If you had told me five years ago that I would have to change my mother’s diaper, I would have hyperventilated at the mere thought.
The reality of doing it, when it became necessary, was actually surprisingly straightforward. The same applies to most aspects of caring for a loved one. The things that seemed impossible in theory are made possible by love. It is as if a limitless battery of affection has been charged by 40 years of her looking out for me; and now that the reverse is needed, a splendidly efficient autopilot system has engaged.
I share the responsibility of looking after her with my sisters. To say I am her part-time carer would not be accurate. I am, rather, her full-time carer some of the time. Every couple of months, when I fly back to her to do my “shift,” the terror of the possibility she might not recognise me looms large.
I have to actively stop my mind from running forward. First, because Alzheimer’s is not a smooth downward curve, but a jagged downward line – she has good days and bad days, just like everyone else. If she is confused today, she might be much less so tomorrow. Second, because I know now that the imagined reaction to a horrible hypothetical is always more dramatic than the actual reaction to the real.
Offering unconditional love is a pleasure I had quite forgotten in the cynicism of my 40s.
I realise another thing, too. As someone who hasn’t raised children I find the process exciting and rewarding – is that OK to say? Practicality takes over. Routine becomes the balm of anxiety. There is an enormous amount of washing and cleaning and ironing and planning and shopping and cooking, and a little crying and mostly anticipating need or danger. I have never had someone depend on me so completely.
Offering unconditional love is a pleasure I had quite forgotten in the cynicism of my 40s. Of course, I would give anything to have her dementia disappear. But it can’t and so I make the most of the situation as it is. It has taught me more about myself and the world than any single situation before. It is a juggling act that we make up together as we go along. I am raising my mother in reverse, and that is as challenging, fulfilling and impossible to prepare for as it sounds.

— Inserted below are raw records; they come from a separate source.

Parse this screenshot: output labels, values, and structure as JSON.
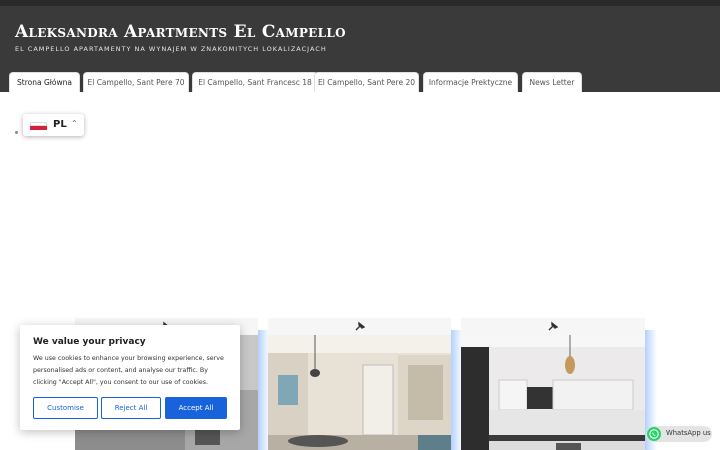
{
  "site": {
    "title": "Aleksandra Apartments El Campello",
    "tagline": "El Campello apartamenty na wynajem w znakomitych lokalizacjach"
  },
  "nav": {
    "tabs": [
      {
        "label": "Strona Główna",
        "active": true
      },
      {
        "label": "El Campello, Sant Pere 70",
        "active": false
      },
      {
        "label": "El Campello, Sant Francesc 18",
        "active": false
      },
      {
        "label": "El Campello, Sant Pere 20",
        "active": false
      },
      {
        "label": "Informacje Prektyczne",
        "active": false
      },
      {
        "label": "News Letter",
        "active": false
      }
    ]
  },
  "language": {
    "code": "PL",
    "flag": "poland-flag",
    "chevron": "chevron-up-icon"
  },
  "cards": [
    {
      "icon": "pin-icon",
      "photo": "apartment-photo"
    },
    {
      "icon": "pin-icon",
      "photo": "apartment-living-room-photo"
    },
    {
      "icon": "pin-icon",
      "photo": "apartment-kitchen-photo"
    }
  ],
  "cookie": {
    "title": "We value your privacy",
    "text": "We use cookies to enhance your browsing experience, serve personalised ads or content, and analyse our traffic. By clicking \"Accept All\", you consent to our use of cookies.",
    "customise_label": "Customise",
    "reject_label": "Reject All",
    "accept_label": "Accept All"
  },
  "whatsapp": {
    "label": "WhatsApp us",
    "icon": "whatsapp-icon"
  },
  "colors": {
    "header": "#3a3a3a",
    "accent": "#1863dc",
    "whatsapp": "#25d366"
  }
}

We pan together for gold on a daily basis, and while we empty pail after pail of frustrating sand, the occasional nugget is more than enough to sustain us. She can still experience sudden, merciless moments of absolute clarity. Sometimes they manifest as angry shards of the woman trapped somewhere inside, piercing through the fog of pharmaceutical oblivion, threatening or pleading. On other occasions it is like my beautiful mother of 10 years ago has come to visit for a morning, have a cuppa, see how I’m doing and thank me for looking after her.